NEW YORK – Single-cell omics firm Proteona is working to drive adoption of its immune profiling platform with data from a recently published study and grant awards to two scientists using the company's tools to study the disease.
Last month, the Singapore-based startup said that it had awarded a pair of $50,000 grants to two multiple myeloma researchers: Scott Goldsmith at and the Washington University School of Medicine and Florian Kuchenbauer at Canada's BC Cancer Research Centre.
The company and collaborators also last month published a study in Science Advances that used its platform to characterize chimeric antigen receptor (CAR)-T cells generated via a novel plasmid-based approach that its developers hope could prove a safer, easier, and more effective method of producing these cells.
Traditionally, CAR-T cells are made using lentiviruses to transfer genes in T cells, which raises the risk of toxicity and can also lead to side effects due to genomic integration of the virus that reduce the cells' therapeutic effectiveness, said Patrick Schmidt, project leader at the National Center for Tumor Diseases (NTC) in Heidelberg, Germany and an author on the Science Advances paper.
To address these challenges, Schmidt and his colleagues developed an approach to engineering T cells that uses plasmid-based vectors. In their Science Advances work they demonstrated that such vectors, which they termed nanovectors, could be used to manufacture CAR-T cells at the scale needed for clinical use and that they exhibited stronger anti-tumor activity in vitro and in mouse models than did CAR-T cells generated using conventional techniques.
The researchers used Proteona's technology to molecularly characterize the new CAR-T cells and understand how they were different at the genomic and proteomic levels from conventional CAR-T products.
Proteona's ESCAPE (enhanced single-cell analysis with protein expression) technology, licensed from the National University of Singapore, combines single-cell sequencing with DNA-barcoded antibodies targeting proteins of interest to allow researchers to simultaneously assess protein and gene expression.
The platform "was able to give us really a good feeling for how our T cells look compared to lentivirus-transduced ones, and it turns out that they look, simply, more physiologic, more healthy," Schmidt said.
He said, for instance, that in the lentivirus-transduced cells the researchers observed heightened expression of viral response genes, which, he noted, is not unexpected. Those genes did not exhibit heightened expression in the plasmid-based cells, which Schmidt said enhanced their anti-tumor effectiveness.
Prior to the rise of single-cell omics technologies like Proteona's over the last several years, CAR-T researchers commonly used tools like flow cytometry to assess cells' effectiveness, looking, for instance, for the presence of the desired chimeric antigen receptor on their surface.
"Maybe we would see that in our product the CAR is more expressed, but just having more molecules on the surface doesn't necessarily mean that your product gets better," Schmidt said. "The resolution was simply not sufficient for us."
"Having a multi-omic approach we can for the first time really underpin our speculation that when we produce cells with a non-viral system they are healthier and better," said Matthias Bozza, a postdoctoral researcher at the German Cancer Research Center (DKFZ) Heidelberg and first author on the study.

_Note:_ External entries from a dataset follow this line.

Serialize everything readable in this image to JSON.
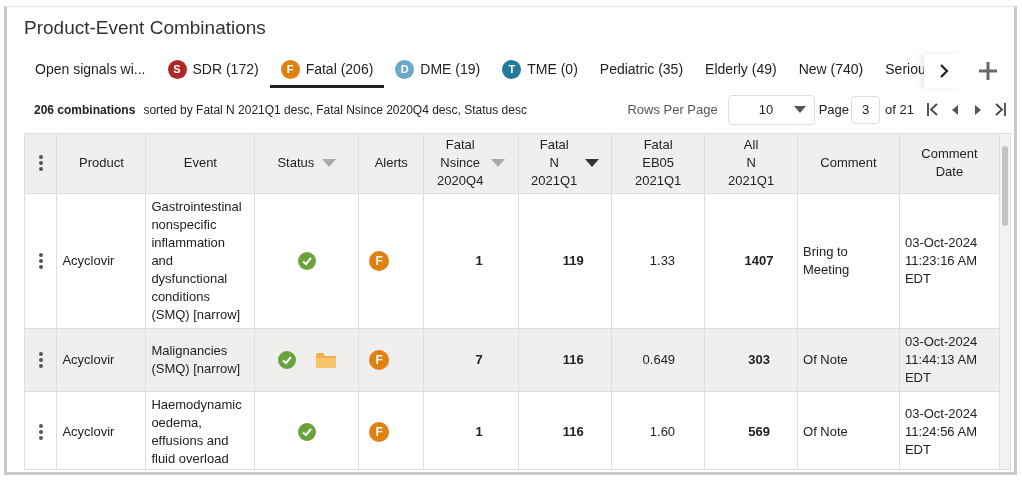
{
  "title": "Product-Event Combinations",
  "tabs": [
    {
      "label": "Open signals wi...",
      "selected": false
    },
    {
      "label": "SDR (172)",
      "badge": "S",
      "color": "#b0282a",
      "selected": false
    },
    {
      "label": "Fatal (206)",
      "badge": "F",
      "color": "#e0800f",
      "selected": true
    },
    {
      "label": "DME (19)",
      "badge": "D",
      "color": "#68a9c8",
      "selected": false
    },
    {
      "label": "TME (0)",
      "badge": "T",
      "color": "#237a9c",
      "selected": false
    },
    {
      "label": "Pediatric (35)",
      "selected": false
    },
    {
      "label": "Elderly (49)",
      "selected": false
    },
    {
      "label": "New (740)",
      "selected": false
    },
    {
      "label": "Seriou",
      "selected": false
    }
  ],
  "summary": {
    "count": "206 combinations",
    "sorted_by": "sorted by Fatal N 2021Q1 desc, Fatal Nsince 2020Q4 desc, Status desc"
  },
  "pagination": {
    "rows_label": "Rows Per Page",
    "rows_per_page": "10",
    "page_label": "Page",
    "page": "3",
    "of": "of 21"
  },
  "table": {
    "columns": [
      {
        "label": "Product",
        "kind": "text",
        "sorted": false
      },
      {
        "label": "Event",
        "kind": "text",
        "sorted": false
      },
      {
        "label": "Status",
        "kind": "status",
        "sorted": true,
        "primary": false
      },
      {
        "label": "Alerts",
        "kind": "alert",
        "sorted": false
      },
      {
        "label": "Fatal\nNsince\n2020Q4",
        "kind": "count",
        "sorted": true,
        "primary": false
      },
      {
        "label": "Fatal\nN\n2021Q1",
        "kind": "count",
        "sorted": true,
        "primary": true
      },
      {
        "label": "Fatal\nEB05\n2021Q1",
        "kind": "score",
        "sorted": false
      },
      {
        "label": "All\nN\n2021Q1",
        "kind": "count",
        "sorted": false
      },
      {
        "label": "Comment",
        "kind": "text",
        "sorted": false
      },
      {
        "label": "Comment\nDate",
        "kind": "text",
        "sorted": false
      }
    ],
    "rows": [
      {
        "selected": false,
        "cells": [
          "Acyclovir",
          "Gastrointestinal nonspecific inflammation and dysfunctional conditions (SMQ) [narrow]",
          {
            "reviewed": true,
            "folder": false
          },
          {
            "badge": "F",
            "color": "#e0800f"
          },
          "1",
          "119",
          "1.33",
          "1407",
          "Bring to Meeting",
          "03-Oct-2024\n11:23:16 AM\nEDT"
        ]
      },
      {
        "selected": true,
        "cells": [
          "Acyclovir",
          "Malignancies (SMQ) [narrow]",
          {
            "reviewed": true,
            "folder": true
          },
          {
            "badge": "F",
            "color": "#e0800f"
          },
          "7",
          "116",
          "0.649",
          "303",
          "Of Note",
          "03-Oct-2024\n11:44:13 AM\nEDT"
        ]
      },
      {
        "selected": false,
        "cells": [
          "Acyclovir",
          "Haemodynamic oedema, effusions and fluid overload",
          {
            "reviewed": true,
            "folder": false
          },
          {
            "badge": "F",
            "color": "#e0800f"
          },
          "1",
          "116",
          "1.60",
          "569",
          "Of Note",
          "03-Oct-2024\n11:24:56 AM\nEDT"
        ]
      }
    ]
  }
}
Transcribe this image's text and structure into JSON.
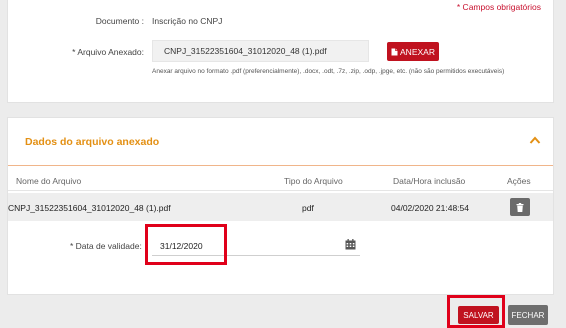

"We have been for years saying that if you use a virus it is harmful for the cells, but we have not really been able to support our speculations," he said. "Now for the first time we can really say, this is what we think, and here is the data."
Bozza noted that it remained to be shown that nanovector-based cells performed better in patients, "but for the first time we can really measure the fitness of the cells after gene delivery."
Schmidt said that the Proteona analysis clearly distinguished between the viral and nanovector cells and added that it was not a matter of a handful of genes that were differentially expressed but rather "a couple of hundred."
Schmidt said that he envisions single-cell analysis tools like Proteona moving into the clinic to enable both monitoring of CAR-T products in patients and the patient response to the therapy.
Bozza said that he and his colleagues are now working to manufacture the nanovector cells in a GMP environment and have acquired a grant to fund testing of their manufacturing protocol in five multiple myeloma patients.
"When we get results from these five patients we will go to regulators" with the goal of launching a clinical trial for the therapy, he said.
Andreas Schmidt, Proteona's CEO, said that in addition to characterizing CAR-T products, the company believed its platform would prove useful for guiding cancer treatment, citing as an example multiple myeloma where he said it was able to monitor patients pre- and post-treatment and follow the different clones of the tumor.
The company aims to further demonstrate the utility of its platform in multiple myeloma with the grants it awarded to Wash U's Goldsmith and the BC Cancer Research Centre's Kuchenbauer. The grants provide the researchers each with $50,000 in research services from Proteona.
Goldsmith's research focuses on overcoming drug resistance in multiple myeloma patients. He is working to validate potential markers of drug resistance in the disease and is using the Proteona platform to look at multiple myeloma subpopulations at the single-cell level with the aim of better understanding mechanisms involved in resistance and identifying drugs that might help overcome it.
Kuchenbauer is using Proteona's technology to refine a classifier it has developed to identify patients unlikely to respond to standard first-line treatments for multiple myeloma.